Sharing social network data: differentially private estimation of exponential family random-graph models

Vishesh Karwa, Pavel N. Krivitsky, Aleksandra B. Slavković

Research output: Contribution to journalArticlepeer-review

10 Scopus citations

Abstract

Motivated by a real life problem of sharing social network data that contain sensitive personal information, we propose a novel approach to release and analyse synthetic graphs to protect privacy of individual relationships captured by the social network while maintaining the validity of statistical results. A case-study using a version of the Enron e-mail corpus data set demonstrates the application and usefulness of the proposed techniques in solving the challenging problem of maintaining privacy and supporting open access to network data to ensure reproducibility of existing studies and discovering new scientific insights that can be obtained by analysing such data. We use a simple yet effective randomized response mechanism to generate synthetic networks under ε-edge differential privacy and then use likelihood-based inference for missing data and Markov chain Monte Carlo techniques to fit exponential family random-graph models to the generated synthetic networks.

Original languageEnglish (US)
Pages (from-to)481-500
Number of pages20
JournalJournal of the Royal Statistical Society. Series C: Applied Statistics
Volume66
Issue number3
DOIs
StatePublished - Apr 1 2017

All Science Journal Classification (ASJC) codes

  • Statistics and Probability
  • Statistics, Probability and Uncertainty
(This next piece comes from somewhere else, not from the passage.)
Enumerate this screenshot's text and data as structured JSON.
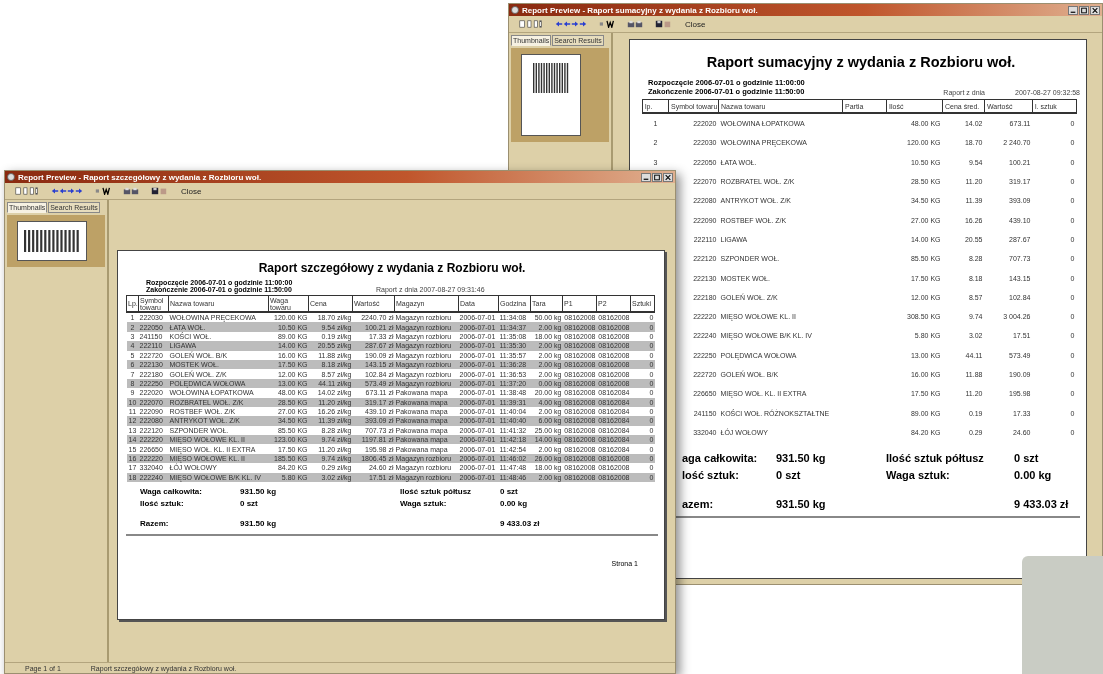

Fingerprint Dive into the research topics of 'Sharing social network data: differentially private estimation of exponential family random-graph models'. Together they form a unique fingerprint.

Cite this